A good curse is the result of a proper ritual. We are talking real serious here, including, possibly: a circle enclosing a pentagram with candles, display or creation of sacral symbols, blood and flame, also shadows, a witches’s cauldron, eye of newt, and all that, an invocation of lesser demons or compromised angels, repeating certain words sacred and profane, manipulation of certain objects sacred and profane, performance of dance, song, or sacred mumbo jumbo, or a custom-made voodoo doll with sharp pins. God and Jesus are exceptions; they issued curses without rituals. God cursed the serpent for convincing Eve to eat the apple, and he cursed Cain for murdering Abel and the earth where Abel’s blood was spilled. Jesus cursed the fig tree because it was barren. The best curses have the best justifications: retributions of wrongs such as murdering your brother, social ostracism, relentless bullying, financial ruin (where someone else is to blame), misappropriation of a throne, any of the seven deadly sins, or desecrations, such as grave robbery, or opening King Tut’s tomb (which was grave robbery). However, accidentally stepping on a crack should not break your mother’s back. Cursers are either outcasts or tyrants. Fugitives, gypsies, witches, and sorry loners lamenting their fates curse because they want to punish those who brought misery upon them. Tyrants curse to exercise their arbitrary and cruel power. A curse could be a metaphor for something unmentionable (which we won’t mention), or for something universal (such as random bad luck), or a plot device because some plots just don’t work without them. But all curses rely on guilt, the power of suggestion, and confirmation bias, essentially where stupidity validates superstition.

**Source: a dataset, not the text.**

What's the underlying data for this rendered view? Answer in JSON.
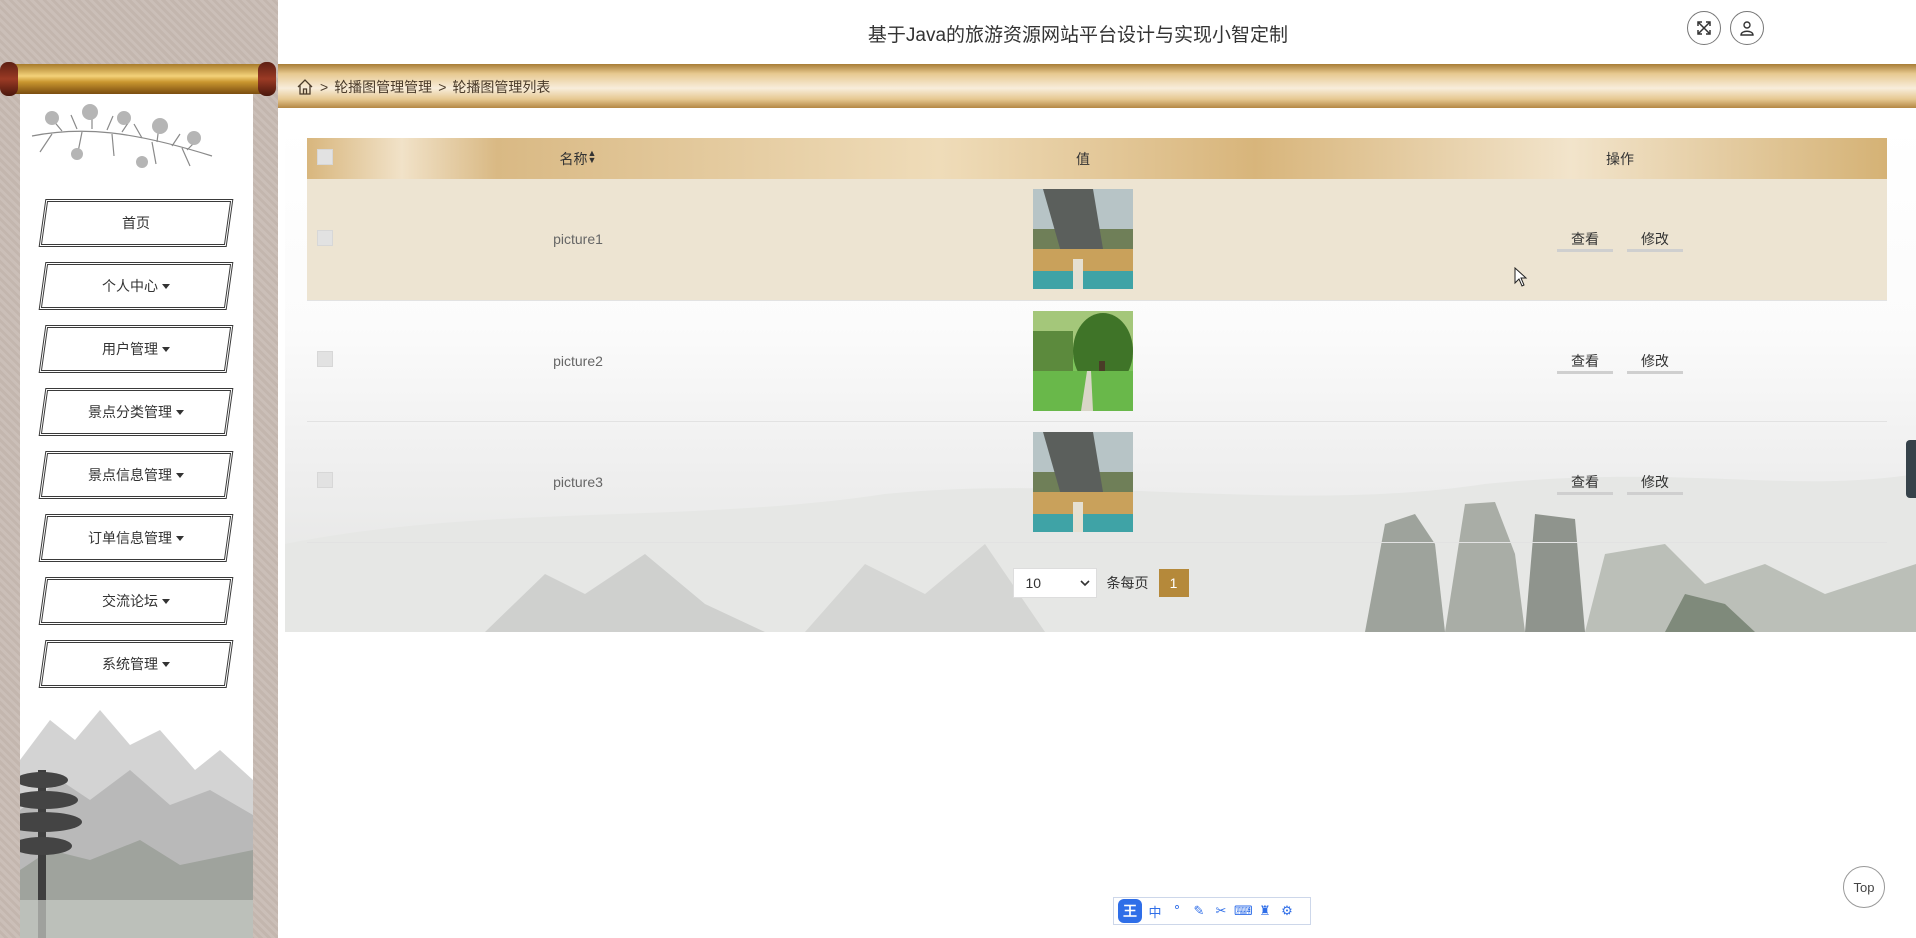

Con artists

The father of spirit photography (a well documented fact) deliberately doctored his photographs and relied on double exposures. He was exposed as a fraud because some of his ghosts were living people who could be identified. So many séance mediums were debunked that today séances are seen as a form of entertainment, not as a means of communicating with the dead. Harry Houdini was well-known for exposing the cheap tricks of mediums and psychics, but Arthur Conan Doyle exposed Houdini; Doyle said that Houdini possessed paranormal abilities that he used in performing his own tricks, and in preventing others from proving themselves. Furthermore, Houdini’s wife after his death hired mediums to communicate with him. Even if many mediums were frauds, it doesn’t mean that all of them were. If voices of the dead cannot be heard in a darkened room, if the dead cannot answer questions by rapping on tables, if they cannot rotate or levitate hair or tables, then they probably cannot testify against either frauds or debunkers.

Stone tapes

People say during a traumatic event mental and emotional energies are projected into rocks and other hard objects, and these energies can be replayed in the presence of a sympathetic soul. Our Native American ancestors spoke of something different; they said that the stones themselves speak to us but in a metaphorical sense, not literally. They elicit a reverence from shared love and belonging.